In the evening, however, the lake and the environs displayed a more poetic frame of mind. As the sun sank, Deveshi Sehgal sang robustly about oneness to much appreciation and applause. The night venue was the imposing Zenana Deodi at the fort... and the dance ensembles fully lived up to the standards the aged fort walls seemed to demand of them.
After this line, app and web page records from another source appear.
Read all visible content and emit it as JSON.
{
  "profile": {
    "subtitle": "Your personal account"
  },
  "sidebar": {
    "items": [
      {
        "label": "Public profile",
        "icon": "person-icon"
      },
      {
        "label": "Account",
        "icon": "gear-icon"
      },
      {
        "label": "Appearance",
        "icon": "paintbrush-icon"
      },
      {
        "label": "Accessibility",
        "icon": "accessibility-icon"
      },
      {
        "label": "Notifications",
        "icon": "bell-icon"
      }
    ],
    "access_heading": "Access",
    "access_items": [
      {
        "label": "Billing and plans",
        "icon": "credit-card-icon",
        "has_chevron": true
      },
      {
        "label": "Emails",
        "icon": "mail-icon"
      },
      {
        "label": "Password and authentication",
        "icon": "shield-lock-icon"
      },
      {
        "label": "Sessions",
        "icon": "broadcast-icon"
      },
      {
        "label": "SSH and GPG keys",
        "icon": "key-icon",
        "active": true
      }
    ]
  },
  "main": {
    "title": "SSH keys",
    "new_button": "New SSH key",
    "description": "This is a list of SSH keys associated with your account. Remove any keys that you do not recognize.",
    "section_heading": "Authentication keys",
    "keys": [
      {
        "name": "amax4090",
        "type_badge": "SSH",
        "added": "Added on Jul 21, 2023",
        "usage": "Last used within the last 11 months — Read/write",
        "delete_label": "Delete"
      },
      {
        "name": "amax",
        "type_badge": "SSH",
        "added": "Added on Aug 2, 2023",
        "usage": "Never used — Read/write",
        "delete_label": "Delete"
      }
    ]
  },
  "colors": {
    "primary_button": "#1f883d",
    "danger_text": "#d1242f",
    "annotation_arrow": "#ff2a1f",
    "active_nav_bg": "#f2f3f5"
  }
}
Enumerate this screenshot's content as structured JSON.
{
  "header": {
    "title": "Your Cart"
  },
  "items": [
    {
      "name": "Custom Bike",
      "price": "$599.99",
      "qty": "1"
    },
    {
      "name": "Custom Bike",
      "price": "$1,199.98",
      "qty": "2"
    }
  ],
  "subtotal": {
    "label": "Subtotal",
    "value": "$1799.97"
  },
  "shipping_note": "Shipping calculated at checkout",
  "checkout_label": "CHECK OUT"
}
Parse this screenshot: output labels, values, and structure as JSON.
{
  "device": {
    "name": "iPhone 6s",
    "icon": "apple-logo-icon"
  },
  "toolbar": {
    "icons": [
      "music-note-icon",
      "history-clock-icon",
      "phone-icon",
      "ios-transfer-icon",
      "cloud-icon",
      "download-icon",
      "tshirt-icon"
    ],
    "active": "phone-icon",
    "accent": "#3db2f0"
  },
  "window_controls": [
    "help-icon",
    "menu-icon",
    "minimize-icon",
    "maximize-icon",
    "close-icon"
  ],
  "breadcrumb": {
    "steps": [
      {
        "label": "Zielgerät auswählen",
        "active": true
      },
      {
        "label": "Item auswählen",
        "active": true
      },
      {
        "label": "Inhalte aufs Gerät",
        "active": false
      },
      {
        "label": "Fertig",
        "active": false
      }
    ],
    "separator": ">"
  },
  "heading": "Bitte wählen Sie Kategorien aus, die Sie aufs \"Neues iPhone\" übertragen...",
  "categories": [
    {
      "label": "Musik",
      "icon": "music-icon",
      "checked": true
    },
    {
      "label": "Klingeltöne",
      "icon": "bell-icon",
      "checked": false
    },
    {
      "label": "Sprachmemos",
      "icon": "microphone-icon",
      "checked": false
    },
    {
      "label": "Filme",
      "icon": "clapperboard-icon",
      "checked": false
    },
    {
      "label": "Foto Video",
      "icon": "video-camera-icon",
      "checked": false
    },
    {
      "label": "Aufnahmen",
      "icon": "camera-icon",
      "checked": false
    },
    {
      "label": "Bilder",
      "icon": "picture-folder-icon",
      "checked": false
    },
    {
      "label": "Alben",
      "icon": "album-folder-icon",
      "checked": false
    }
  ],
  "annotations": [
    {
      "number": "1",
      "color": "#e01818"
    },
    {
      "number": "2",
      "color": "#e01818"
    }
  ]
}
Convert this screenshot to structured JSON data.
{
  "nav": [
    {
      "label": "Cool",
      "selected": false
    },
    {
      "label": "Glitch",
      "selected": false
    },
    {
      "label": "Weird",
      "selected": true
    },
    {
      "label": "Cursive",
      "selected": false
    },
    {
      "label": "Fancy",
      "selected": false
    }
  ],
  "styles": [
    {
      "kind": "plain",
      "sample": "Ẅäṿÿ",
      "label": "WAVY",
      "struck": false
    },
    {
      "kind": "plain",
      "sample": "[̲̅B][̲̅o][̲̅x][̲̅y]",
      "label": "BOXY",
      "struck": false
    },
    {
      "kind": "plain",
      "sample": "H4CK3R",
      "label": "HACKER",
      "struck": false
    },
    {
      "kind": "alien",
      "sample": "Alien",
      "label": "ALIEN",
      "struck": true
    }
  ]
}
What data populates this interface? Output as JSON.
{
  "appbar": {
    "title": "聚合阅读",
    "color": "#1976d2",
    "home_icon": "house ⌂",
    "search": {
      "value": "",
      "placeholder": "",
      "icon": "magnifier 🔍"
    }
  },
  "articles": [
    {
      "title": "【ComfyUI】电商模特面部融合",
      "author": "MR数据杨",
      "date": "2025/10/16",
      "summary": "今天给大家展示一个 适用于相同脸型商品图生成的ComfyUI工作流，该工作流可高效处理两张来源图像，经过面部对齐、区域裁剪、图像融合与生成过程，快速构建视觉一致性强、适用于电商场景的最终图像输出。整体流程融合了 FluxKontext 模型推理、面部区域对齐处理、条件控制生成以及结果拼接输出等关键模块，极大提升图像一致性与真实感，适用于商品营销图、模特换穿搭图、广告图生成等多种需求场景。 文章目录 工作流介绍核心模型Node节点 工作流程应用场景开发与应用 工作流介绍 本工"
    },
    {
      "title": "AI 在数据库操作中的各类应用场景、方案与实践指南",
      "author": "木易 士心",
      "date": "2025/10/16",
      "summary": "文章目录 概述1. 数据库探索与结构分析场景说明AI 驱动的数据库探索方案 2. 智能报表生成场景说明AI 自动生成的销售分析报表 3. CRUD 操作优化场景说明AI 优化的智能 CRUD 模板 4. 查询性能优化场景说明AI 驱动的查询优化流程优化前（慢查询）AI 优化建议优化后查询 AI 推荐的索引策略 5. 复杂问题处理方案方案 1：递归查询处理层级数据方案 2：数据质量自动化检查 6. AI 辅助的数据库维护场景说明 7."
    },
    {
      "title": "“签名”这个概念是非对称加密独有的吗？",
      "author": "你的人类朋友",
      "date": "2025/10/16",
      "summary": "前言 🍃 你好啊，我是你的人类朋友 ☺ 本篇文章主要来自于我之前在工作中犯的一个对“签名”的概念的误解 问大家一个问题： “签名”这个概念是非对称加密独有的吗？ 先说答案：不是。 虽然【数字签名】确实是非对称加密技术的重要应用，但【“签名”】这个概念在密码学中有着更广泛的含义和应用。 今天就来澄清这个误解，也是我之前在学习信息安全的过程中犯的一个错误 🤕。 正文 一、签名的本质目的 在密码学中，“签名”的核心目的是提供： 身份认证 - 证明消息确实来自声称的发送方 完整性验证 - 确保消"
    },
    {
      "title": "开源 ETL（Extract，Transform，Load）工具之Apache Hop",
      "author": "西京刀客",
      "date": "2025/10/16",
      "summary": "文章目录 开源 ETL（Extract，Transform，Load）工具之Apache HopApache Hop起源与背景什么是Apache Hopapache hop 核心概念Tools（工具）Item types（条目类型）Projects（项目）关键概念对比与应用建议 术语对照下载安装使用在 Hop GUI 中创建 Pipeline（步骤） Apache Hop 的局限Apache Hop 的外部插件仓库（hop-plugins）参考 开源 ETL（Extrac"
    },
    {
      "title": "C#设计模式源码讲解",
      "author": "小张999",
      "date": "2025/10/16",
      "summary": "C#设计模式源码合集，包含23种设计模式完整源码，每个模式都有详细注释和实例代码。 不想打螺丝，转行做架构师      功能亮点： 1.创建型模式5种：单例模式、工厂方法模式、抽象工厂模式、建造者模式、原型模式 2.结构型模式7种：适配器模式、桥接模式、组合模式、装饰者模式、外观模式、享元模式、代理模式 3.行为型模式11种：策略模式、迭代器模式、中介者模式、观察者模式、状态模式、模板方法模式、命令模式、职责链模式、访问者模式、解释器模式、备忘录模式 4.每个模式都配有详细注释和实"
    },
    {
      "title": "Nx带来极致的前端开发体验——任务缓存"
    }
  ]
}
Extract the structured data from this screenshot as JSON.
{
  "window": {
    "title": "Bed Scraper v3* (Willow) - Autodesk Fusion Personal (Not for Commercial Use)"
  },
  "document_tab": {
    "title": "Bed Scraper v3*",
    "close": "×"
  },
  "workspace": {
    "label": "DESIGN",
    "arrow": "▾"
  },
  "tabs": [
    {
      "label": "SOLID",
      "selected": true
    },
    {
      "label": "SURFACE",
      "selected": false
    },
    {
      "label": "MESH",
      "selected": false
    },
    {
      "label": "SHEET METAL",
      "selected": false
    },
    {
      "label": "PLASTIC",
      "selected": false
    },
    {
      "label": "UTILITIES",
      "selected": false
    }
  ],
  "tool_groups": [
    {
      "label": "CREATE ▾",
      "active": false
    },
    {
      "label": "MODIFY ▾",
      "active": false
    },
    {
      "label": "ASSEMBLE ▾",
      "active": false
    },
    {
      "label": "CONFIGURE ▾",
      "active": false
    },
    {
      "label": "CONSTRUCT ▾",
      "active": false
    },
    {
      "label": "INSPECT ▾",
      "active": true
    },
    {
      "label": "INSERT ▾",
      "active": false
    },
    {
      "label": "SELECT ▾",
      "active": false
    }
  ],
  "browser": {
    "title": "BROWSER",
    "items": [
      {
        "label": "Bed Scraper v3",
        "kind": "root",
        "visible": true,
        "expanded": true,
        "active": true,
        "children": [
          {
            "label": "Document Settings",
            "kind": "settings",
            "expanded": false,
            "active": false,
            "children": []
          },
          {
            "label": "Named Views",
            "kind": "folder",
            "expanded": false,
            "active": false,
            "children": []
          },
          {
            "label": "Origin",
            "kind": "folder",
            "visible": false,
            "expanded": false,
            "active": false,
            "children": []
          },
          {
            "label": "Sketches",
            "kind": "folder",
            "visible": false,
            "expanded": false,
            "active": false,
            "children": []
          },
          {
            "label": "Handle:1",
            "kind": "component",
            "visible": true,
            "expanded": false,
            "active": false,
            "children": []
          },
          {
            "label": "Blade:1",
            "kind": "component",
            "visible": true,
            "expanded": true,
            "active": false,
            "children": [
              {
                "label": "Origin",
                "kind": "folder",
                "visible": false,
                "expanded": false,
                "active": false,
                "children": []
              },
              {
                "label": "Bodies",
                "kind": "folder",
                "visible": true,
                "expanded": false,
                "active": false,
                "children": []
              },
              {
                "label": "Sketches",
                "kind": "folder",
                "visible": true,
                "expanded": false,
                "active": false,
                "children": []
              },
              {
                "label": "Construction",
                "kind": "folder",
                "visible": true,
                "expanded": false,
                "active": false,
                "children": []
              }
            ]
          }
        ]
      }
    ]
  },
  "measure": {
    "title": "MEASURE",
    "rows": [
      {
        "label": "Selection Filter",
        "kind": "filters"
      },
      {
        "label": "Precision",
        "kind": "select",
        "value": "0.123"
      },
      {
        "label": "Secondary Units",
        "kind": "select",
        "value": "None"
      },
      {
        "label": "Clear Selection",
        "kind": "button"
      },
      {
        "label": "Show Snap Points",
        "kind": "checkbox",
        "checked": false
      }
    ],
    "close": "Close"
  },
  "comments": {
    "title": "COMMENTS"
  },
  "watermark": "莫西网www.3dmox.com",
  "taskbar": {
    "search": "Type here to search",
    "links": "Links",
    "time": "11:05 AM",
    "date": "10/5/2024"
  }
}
Day 2 began with a folk recital from Rajasthan, which, I must confess, made me go slack-jawed. A trademark of the Kamar community, the Tera Tali has an ensemble of seated women (there were four here) who wear thirteen ‘manjiras’ or cymbals about their person. A male singer leads the song, and the women join in, swirling and clanging the manjiras in an intricate, fascinating upper body dance. Just to make it edgy, they sometimes hold a sword clenched between their teeth... in a masterly demonstration of skill. They sing of Meera and Radha and of their guru, the 14th-century Pir Baba Ramdeo.
That performance left me feeling so steeped in the ways of Rajasthan that the next thing on my crave-list was a Rajasthani breakfast. I made my way into town to a Mishtan Bhandhar—clearly I couldn’t leave Jodhpur without having pyaaz kachori, but why leave out the khaman dhokla? And the rabri ghevar (my very first time) was a revelation. How had I lived so long without tasting this? That afternoon, I snuck out between concerts for some sinful makhaniya lassi at Mishrilal and had a shot at the mawa kachori while I was at it. What was I thinking when I settled so far down south?
I was glad to get the food out of the way, however, before I settled down to a fabulous recital by ‘Char Yaar’—a group led by the erudite Dr Madan Gopal Singh. “I have no training in music,” he told me when I met him afterwards, “but for poetry, I’ll travel anywhere!” His love of poetry was palpable... such a rich fount of knowledge! He sang Tagore’s translation of Guru Nanak’s ‘Gagan mein thaal’, a song called ‘Shalu’ about the very tapestry of India and gave the fairly informed audience a peek into the original ‘char yaar’—the four revered Sufi saints of the subcontinent. My predominant emotion was relief when the festival’s artistic director, Alain Weber, announced an anthology of poetry edited by Dr Madan Gopal that will be out next year. I can’t wait.
The evening wound up with the classical and the contemporary—Ustad Amjad Ali Khan and sons on the one hand and the funky Maati Baani on the other, who managed to convert the stately Zenana Deodi into a vibrant nightclub. Spiritual music, it would seem, was alive, and yes, it did kick!